TASK PROMPT: Search the entries for the word "this". Copy every line that holds it.

Excerpts from an interface dataset
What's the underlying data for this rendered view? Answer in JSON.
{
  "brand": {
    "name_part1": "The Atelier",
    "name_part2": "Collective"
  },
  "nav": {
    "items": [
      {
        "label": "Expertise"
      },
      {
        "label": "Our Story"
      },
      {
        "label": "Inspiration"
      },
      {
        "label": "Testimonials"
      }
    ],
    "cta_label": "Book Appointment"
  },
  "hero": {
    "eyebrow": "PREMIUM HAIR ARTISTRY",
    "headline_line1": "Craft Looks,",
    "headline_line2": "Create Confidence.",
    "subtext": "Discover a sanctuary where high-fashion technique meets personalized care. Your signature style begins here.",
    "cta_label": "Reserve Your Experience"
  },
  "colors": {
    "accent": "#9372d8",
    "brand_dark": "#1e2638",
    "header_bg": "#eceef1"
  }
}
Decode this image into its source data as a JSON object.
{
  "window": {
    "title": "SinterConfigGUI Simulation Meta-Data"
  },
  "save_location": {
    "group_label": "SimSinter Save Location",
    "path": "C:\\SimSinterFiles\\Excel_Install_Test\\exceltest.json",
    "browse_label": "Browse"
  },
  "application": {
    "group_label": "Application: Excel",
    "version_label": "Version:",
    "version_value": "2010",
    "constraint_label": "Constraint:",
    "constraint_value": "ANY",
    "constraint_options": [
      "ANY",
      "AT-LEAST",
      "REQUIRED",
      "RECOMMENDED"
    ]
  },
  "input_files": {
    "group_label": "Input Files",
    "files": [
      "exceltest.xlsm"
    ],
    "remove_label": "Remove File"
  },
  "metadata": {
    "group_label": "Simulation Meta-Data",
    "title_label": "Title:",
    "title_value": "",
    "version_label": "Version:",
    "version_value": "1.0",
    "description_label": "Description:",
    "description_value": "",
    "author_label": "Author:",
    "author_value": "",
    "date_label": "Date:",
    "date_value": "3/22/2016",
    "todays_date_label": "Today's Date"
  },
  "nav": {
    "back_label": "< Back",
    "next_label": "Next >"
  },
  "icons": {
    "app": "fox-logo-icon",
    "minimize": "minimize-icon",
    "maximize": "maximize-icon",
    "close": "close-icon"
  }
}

SOLUTION TO THE PROBLEM:
What's the underlying data for this rendered view? Answer in JSON.
Decode this image into its source data as a JSON object.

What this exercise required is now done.